Task item → The answer must be the full listing, repeated exactly.

Source data →
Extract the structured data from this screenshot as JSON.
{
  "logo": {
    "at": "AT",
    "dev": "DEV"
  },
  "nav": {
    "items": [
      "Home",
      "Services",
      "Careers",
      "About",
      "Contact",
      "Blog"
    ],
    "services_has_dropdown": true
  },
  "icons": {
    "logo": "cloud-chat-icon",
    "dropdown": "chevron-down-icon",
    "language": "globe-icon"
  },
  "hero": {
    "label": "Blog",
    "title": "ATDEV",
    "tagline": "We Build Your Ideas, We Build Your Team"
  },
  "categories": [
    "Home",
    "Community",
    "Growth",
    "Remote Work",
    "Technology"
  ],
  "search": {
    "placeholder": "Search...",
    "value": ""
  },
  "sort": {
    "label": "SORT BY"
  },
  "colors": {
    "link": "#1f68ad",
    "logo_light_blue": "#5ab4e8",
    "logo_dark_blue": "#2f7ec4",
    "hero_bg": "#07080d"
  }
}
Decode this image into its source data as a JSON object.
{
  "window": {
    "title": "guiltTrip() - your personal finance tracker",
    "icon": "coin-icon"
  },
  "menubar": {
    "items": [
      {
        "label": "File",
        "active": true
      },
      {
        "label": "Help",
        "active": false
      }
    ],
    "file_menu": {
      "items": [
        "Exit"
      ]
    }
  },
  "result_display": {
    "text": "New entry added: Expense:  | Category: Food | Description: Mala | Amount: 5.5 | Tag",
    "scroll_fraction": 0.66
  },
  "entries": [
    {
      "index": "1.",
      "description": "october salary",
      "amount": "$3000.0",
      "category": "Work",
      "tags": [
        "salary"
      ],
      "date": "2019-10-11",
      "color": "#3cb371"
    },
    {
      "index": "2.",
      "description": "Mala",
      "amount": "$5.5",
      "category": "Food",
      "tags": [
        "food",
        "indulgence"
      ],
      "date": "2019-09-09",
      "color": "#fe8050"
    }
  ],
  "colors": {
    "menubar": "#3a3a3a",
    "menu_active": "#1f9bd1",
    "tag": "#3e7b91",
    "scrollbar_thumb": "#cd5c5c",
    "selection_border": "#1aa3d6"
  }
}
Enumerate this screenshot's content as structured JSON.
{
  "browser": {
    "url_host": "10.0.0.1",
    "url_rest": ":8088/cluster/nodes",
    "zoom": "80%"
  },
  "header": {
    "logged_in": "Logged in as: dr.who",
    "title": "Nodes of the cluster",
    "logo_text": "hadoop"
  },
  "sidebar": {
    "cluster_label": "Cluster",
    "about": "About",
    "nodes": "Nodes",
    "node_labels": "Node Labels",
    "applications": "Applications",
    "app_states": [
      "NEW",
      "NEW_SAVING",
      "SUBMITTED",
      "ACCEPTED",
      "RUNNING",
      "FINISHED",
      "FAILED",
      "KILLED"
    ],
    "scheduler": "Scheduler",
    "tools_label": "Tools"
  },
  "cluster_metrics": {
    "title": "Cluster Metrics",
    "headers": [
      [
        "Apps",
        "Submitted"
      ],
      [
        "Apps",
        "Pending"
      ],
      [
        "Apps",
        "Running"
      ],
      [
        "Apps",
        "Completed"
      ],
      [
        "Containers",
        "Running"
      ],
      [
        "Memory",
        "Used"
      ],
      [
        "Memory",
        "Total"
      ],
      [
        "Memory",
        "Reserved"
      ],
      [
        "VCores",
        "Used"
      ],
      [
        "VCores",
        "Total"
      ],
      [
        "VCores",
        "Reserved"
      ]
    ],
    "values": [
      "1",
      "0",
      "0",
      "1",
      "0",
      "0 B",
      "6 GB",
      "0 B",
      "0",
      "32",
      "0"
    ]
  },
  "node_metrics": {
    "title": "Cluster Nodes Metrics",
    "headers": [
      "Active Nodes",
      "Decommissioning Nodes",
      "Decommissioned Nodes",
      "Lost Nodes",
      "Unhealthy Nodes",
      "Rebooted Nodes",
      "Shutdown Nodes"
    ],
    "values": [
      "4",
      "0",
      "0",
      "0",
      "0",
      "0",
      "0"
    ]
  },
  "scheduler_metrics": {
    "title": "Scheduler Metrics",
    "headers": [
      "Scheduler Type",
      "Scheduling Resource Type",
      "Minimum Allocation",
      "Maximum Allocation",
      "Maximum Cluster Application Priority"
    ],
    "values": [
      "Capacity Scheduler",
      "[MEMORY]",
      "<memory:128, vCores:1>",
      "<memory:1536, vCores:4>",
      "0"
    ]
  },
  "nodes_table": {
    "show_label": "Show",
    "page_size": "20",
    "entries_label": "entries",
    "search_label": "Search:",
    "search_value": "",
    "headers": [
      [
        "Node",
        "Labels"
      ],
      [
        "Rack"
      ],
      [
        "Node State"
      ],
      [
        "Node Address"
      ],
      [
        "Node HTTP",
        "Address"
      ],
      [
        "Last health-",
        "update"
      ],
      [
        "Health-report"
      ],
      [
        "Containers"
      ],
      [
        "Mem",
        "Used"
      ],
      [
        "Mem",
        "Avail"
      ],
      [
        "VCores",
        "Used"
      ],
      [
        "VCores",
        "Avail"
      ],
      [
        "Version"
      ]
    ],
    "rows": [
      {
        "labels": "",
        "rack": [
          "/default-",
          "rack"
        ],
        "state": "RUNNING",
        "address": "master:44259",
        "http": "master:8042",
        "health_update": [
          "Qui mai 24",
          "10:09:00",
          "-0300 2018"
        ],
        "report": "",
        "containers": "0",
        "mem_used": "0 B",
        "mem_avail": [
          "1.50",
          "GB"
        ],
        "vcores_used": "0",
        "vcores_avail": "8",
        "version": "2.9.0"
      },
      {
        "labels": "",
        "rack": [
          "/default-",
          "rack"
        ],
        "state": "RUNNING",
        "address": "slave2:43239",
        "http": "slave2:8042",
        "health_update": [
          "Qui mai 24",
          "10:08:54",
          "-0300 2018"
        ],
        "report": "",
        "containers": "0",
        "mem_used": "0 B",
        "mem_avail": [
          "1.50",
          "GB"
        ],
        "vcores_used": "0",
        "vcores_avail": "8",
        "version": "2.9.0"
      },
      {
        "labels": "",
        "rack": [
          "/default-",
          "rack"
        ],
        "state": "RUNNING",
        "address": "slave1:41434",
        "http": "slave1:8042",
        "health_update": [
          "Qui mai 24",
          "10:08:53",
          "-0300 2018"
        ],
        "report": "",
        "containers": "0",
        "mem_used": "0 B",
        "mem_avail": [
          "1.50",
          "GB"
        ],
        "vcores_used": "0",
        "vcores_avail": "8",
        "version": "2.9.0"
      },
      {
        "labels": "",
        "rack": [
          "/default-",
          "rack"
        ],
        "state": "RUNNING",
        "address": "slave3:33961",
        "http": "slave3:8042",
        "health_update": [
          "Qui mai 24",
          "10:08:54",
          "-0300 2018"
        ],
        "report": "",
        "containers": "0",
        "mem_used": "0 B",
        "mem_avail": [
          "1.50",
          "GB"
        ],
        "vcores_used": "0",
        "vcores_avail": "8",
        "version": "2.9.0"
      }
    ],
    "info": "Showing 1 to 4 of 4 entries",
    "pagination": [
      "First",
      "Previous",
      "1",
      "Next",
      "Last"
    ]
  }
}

Exercise answer →
Extract the structured data from this screenshot as JSON.
{
  "logo": {
    "at": "AT",
    "dev": "DEV"
  },
  "nav": {
    "items": [
      "Home",
      "Services",
      "Careers",
      "About",
      "Contact",
      "Blog"
    ],
    "services_has_dropdown": true
  },
  "icons": {
    "logo": "cloud-chat-icon",
    "dropdown": "chevron-down-icon",
    "language": "globe-icon"
  },
  "hero": {
    "label": "Blog",
    "title": "ATDEV",
    "tagline": "We Build Your Ideas, We Build Your Team"
  },
  "categories": [
    "Home",
    "Community",
    "Growth",
    "Remote Work",
    "Technology"
  ],
  "search": {
    "placeholder": "Search...",
    "value": ""
  },
  "sort": {
    "label": "SORT BY"
  },
  "colors": {
    "link": "#1f68ad",
    "logo_light_blue": "#5ab4e8",
    "logo_dark_blue": "#2f7ec4",
    "hero_bg": "#07080d"
  }
}
Decode this image into its source data as a JSON object.
{
  "window": {
    "title": "guiltTrip() - your personal finance tracker",
    "icon": "coin-icon"
  },
  "menubar": {
    "items": [
      {
        "label": "File",
        "active": true
      },
      {
        "label": "Help",
        "active": false
      }
    ],
    "file_menu": {
      "items": [
        "Exit"
      ]
    }
  },
  "result_display": {
    "text": "New entry added: Expense:  | Category: Food | Description: Mala | Amount: 5.5 | Tag",
    "scroll_fraction": 0.66
  },
  "entries": [
    {
      "index": "1.",
      "description": "october salary",
      "amount": "$3000.0",
      "category": "Work",
      "tags": [
        "salary"
      ],
      "date": "2019-10-11",
      "color": "#3cb371"
    },
    {
      "index": "2.",
      "description": "Mala",
      "amount": "$5.5",
      "category": "Food",
      "tags": [
        "food",
        "indulgence"
      ],
      "date": "2019-09-09",
      "color": "#fe8050"
    }
  ],
  "colors": {
    "menubar": "#3a3a3a",
    "menu_active": "#1f9bd1",
    "tag": "#3e7b91",
    "scrollbar_thumb": "#cd5c5c",
    "selection_border": "#1aa3d6"
  }
}
Enumerate this screenshot's content as structured JSON.
{
  "browser": {
    "url_host": "10.0.0.1",
    "url_rest": ":8088/cluster/nodes",
    "zoom": "80%"
  },
  "header": {
    "logged_in": "Logged in as: dr.who",
    "title": "Nodes of the cluster",
    "logo_text": "hadoop"
  },
  "sidebar": {
    "cluster_label": "Cluster",
    "about": "About",
    "nodes": "Nodes",
    "node_labels": "Node Labels",
    "applications": "Applications",
    "app_states": [
      "NEW",
      "NEW_SAVING",
      "SUBMITTED",
      "ACCEPTED",
      "RUNNING",
      "FINISHED",
      "FAILED",
      "KILLED"
    ],
    "scheduler": "Scheduler",
    "tools_label": "Tools"
  },
  "cluster_metrics": {
    "title": "Cluster Metrics",
    "headers": [
      [
        "Apps",
        "Submitted"
      ],
      [
        "Apps",
        "Pending"
      ],
      [
        "Apps",
        "Running"
      ],
      [
        "Apps",
        "Completed"
      ],
      [
        "Containers",
        "Running"
      ],
      [
        "Memory",
        "Used"
      ],
      [
        "Memory",
        "Total"
      ],
      [
        "Memory",
        "Reserved"
      ],
      [
        "VCores",
        "Used"
      ],
      [
        "VCores",
        "Total"
      ],
      [
        "VCores",
        "Reserved"
      ]
    ],
    "values": [
      "1",
      "0",
      "0",
      "1",
      "0",
      "0 B",
      "6 GB",
      "0 B",
      "0",
      "32",
      "0"
    ]
  },
  "node_metrics": {
    "title": "Cluster Nodes Metrics",
    "headers": [
      "Active Nodes",
      "Decommissioning Nodes",
      "Decommissioned Nodes",
      "Lost Nodes",
      "Unhealthy Nodes",
      "Rebooted Nodes",
      "Shutdown Nodes"
    ],
    "values": [
      "4",
      "0",
      "0",
      "0",
      "0",
      "0",
      "0"
    ]
  },
  "scheduler_metrics": {
    "title": "Scheduler Metrics",
    "headers": [
      "Scheduler Type",
      "Scheduling Resource Type",
      "Minimum Allocation",
      "Maximum Allocation",
      "Maximum Cluster Application Priority"
    ],
    "values": [
      "Capacity Scheduler",
      "[MEMORY]",
      "<memory:128, vCores:1>",
      "<memory:1536, vCores:4>",
      "0"
    ]
  },
  "nodes_table": {
    "show_label": "Show",
    "page_size": "20",
    "entries_label": "entries",
    "search_label": "Search:",
    "search_value": "",
    "headers": [
      [
        "Node",
        "Labels"
      ],
      [
        "Rack"
      ],
      [
        "Node State"
      ],
      [
        "Node Address"
      ],
      [
        "Node HTTP",
        "Address"
      ],
      [
        "Last health-",
        "update"
      ],
      [
        "Health-report"
      ],
      [
        "Containers"
      ],
      [
        "Mem",
        "Used"
      ],
      [
        "Mem",
        "Avail"
      ],
      [
        "VCores",
        "Used"
      ],
      [
        "VCores",
        "Avail"
      ],
      [
        "Version"
      ]
    ],
    "rows": [
      {
        "labels": "",
        "rack": [
          "/default-",
          "rack"
        ],
        "state": "RUNNING",
        "address": "master:44259",
        "http": "master:8042",
        "health_update": [
          "Qui mai 24",
          "10:09:00",
          "-0300 2018"
        ],
        "report": "",
        "containers": "0",
        "mem_used": "0 B",
        "mem_avail": [
          "1.50",
          "GB"
        ],
        "vcores_used": "0",
        "vcores_avail": "8",
        "version": "2.9.0"
      },
      {
        "labels": "",
        "rack": [
          "/default-",
          "rack"
        ],
        "state": "RUNNING",
        "address": "slave2:43239",
        "http": "slave2:8042",
        "health_update": [
          "Qui mai 24",
          "10:08:54",
          "-0300 2018"
        ],
        "report": "",
        "containers": "0",
        "mem_used": "0 B",
        "mem_avail": [
          "1.50",
          "GB"
        ],
        "vcores_used": "0",
        "vcores_avail": "8",
        "version": "2.9.0"
      },
      {
        "labels": "",
        "rack": [
          "/default-",
          "rack"
        ],
        "state": "RUNNING",
        "address": "slave1:41434",
        "http": "slave1:8042",
        "health_update": [
          "Qui mai 24",
          "10:08:53",
          "-0300 2018"
        ],
        "report": "",
        "containers": "0",
        "mem_used": "0 B",
        "mem_avail": [
          "1.50",
          "GB"
        ],
        "vcores_used": "0",
        "vcores_avail": "8",
        "version": "2.9.0"
      },
      {
        "labels": "",
        "rack": [
          "/default-",
          "rack"
        ],
        "state": "RUNNING",
        "address": "slave3:33961",
        "http": "slave3:8042",
        "health_update": [
          "Qui mai 24",
          "10:08:54",
          "-0300 2018"
        ],
        "report": "",
        "containers": "0",
        "mem_used": "0 B",
        "mem_avail": [
          "1.50",
          "GB"
        ],
        "vcores_used": "0",
        "vcores_avail": "8",
        "version": "2.9.0"
      }
    ],
    "info": "Showing 1 to 4 of 4 entries",
    "pagination": [
      "First",
      "Previous",
      "1",
      "Next",
      "Last"
    ]
  }
}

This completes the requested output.